Present the data once more in exactly its original form.
------------------------------------------------
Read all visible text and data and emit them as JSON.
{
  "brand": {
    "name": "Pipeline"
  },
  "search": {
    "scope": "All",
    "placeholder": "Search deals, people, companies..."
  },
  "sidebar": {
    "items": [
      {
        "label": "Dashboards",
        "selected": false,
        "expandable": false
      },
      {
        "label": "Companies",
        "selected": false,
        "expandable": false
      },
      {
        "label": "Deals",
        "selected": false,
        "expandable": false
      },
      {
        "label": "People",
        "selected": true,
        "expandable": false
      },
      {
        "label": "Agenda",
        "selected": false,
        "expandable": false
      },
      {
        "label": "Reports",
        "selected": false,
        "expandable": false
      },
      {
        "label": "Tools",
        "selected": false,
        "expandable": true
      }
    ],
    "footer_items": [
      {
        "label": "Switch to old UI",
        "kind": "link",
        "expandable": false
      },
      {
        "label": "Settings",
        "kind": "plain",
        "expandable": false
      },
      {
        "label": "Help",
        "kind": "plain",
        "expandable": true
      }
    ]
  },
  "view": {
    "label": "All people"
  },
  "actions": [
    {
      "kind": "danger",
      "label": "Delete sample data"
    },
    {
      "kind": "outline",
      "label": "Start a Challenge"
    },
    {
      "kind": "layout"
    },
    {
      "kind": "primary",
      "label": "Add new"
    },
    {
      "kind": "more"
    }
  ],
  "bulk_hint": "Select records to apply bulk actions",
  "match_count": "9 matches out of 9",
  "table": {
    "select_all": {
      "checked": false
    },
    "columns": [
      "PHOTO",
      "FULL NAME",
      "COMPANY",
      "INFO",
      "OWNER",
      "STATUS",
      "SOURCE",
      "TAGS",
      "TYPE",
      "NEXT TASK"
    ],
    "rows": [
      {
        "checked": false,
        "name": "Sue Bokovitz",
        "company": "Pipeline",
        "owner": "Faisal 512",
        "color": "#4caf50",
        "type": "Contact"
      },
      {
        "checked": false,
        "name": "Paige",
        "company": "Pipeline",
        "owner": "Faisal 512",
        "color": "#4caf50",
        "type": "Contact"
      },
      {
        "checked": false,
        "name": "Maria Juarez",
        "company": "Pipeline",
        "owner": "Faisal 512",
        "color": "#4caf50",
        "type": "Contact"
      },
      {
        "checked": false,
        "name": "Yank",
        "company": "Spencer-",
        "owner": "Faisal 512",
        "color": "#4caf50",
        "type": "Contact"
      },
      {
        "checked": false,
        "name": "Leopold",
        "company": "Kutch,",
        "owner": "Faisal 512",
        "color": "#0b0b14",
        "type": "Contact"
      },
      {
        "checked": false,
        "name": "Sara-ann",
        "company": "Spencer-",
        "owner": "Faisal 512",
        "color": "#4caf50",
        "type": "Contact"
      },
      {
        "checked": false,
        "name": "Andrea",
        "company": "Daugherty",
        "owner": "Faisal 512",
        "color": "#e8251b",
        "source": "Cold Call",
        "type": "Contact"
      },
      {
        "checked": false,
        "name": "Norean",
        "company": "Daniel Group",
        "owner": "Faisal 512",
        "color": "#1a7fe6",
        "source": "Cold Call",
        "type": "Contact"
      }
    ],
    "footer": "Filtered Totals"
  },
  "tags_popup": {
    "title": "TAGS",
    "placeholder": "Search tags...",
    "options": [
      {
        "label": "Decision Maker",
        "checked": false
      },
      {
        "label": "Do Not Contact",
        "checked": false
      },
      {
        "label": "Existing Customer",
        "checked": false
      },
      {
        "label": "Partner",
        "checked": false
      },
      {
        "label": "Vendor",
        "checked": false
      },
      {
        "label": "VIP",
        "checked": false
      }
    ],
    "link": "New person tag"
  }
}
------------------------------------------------
### ANSWER SPACE:
Read all visible text and data and emit them as JSON.
{
  "brand": {
    "name": "Pipeline"
  },
  "search": {
    "scope": "All",
    "placeholder": "Search deals, people, companies..."
  },
  "sidebar": {
    "items": [
      {
        "label": "Dashboards",
        "selected": false,
        "expandable": false
      },
      {
        "label": "Companies",
        "selected": false,
        "expandable": false
      },
      {
        "label": "Deals",
        "selected": false,
        "expandable": false
      },
      {
        "label": "People",
        "selected": true,
        "expandable": false
      },
      {
        "label": "Agenda",
        "selected": false,
        "expandable": false
      },
      {
        "label": "Reports",
        "selected": false,
        "expandable": false
      },
      {
        "label": "Tools",
        "selected": false,
        "expandable": true
      }
    ],
    "footer_items": [
      {
        "label": "Switch to old UI",
        "kind": "link",
        "expandable": false
      },
      {
        "label": "Settings",
        "kind": "plain",
        "expandable": false
      },
      {
        "label": "Help",
        "kind": "plain",
        "expandable": true
      }
    ]
  },
  "view": {
    "label": "All people"
  },
  "actions": [
    {
      "kind": "danger",
      "label": "Delete sample data"
    },
    {
      "kind": "outline",
      "label": "Start a Challenge"
    },
    {
      "kind": "layout"
    },
    {
      "kind": "primary",
      "label": "Add new"
    },
    {
      "kind": "more"
    }
  ],
  "bulk_hint": "Select records to apply bulk actions",
  "match_count": "9 matches out of 9",
  "table": {
    "select_all": {
      "checked": false
    },
    "columns": [
      "PHOTO",
      "FULL NAME",
      "COMPANY",
      "INFO",
      "OWNER",
      "STATUS",
      "SOURCE",
      "TAGS",
      "TYPE",
      "NEXT TASK"
    ],
    "rows": [
      {
        "checked": false,
        "name": "Sue Bokovitz",
        "company": "Pipeline",
        "owner": "Faisal 512",
        "color": "#4caf50",
        "type": "Contact"
      },
      {
        "checked": false,
        "name": "Paige",
        "company": "Pipeline",
        "owner": "Faisal 512",
        "color": "#4caf50",
        "type": "Contact"
      },
      {
        "checked": false,
        "name": "Maria Juarez",
        "company": "Pipeline",
        "owner": "Faisal 512",
        "color": "#4caf50",
        "type": "Contact"
      },
      {
        "checked": false,
        "name": "Yank",
        "company": "Spencer-",
        "owner": "Faisal 512",
        "color": "#4caf50",
        "type": "Contact"
      },
      {
        "checked": false,
        "name": "Leopold",
        "company": "Kutch,",
        "owner": "Faisal 512",
        "color": "#0b0b14",
        "type": "Contact"
      },
      {
        "checked": false,
        "name": "Sara-ann",
        "company": "Spencer-",
        "owner": "Faisal 512",
        "color": "#4caf50",
        "type": "Contact"
      },
      {
        "checked": false,
        "name": "Andrea",
        "company": "Daugherty",
        "owner": "Faisal 512",
        "color": "#e8251b",
        "source": "Cold Call",
        "type": "Contact"
      },
      {
        "checked": false,
        "name": "Norean",
        "company": "Daniel Group",
        "owner": "Faisal 512",
        "color": "#1a7fe6",
        "source": "Cold Call",
        "type": "Contact"
      }
    ],
    "footer": "Filtered Totals"
  },
  "tags_popup": {
    "title": "TAGS",
    "placeholder": "Search tags...",
    "options": [
      {
        "label": "Decision Maker",
        "checked": false
      },
      {
        "label": "Do Not Contact",
        "checked": false
      },
      {
        "label": "Existing Customer",
        "checked": false
      },
      {
        "label": "Partner",
        "checked": false
      },
      {
        "label": "Vendor",
        "checked": false
      },
      {
        "label": "VIP",
        "checked": false
      }
    ],
    "link": "New person tag"
  }
}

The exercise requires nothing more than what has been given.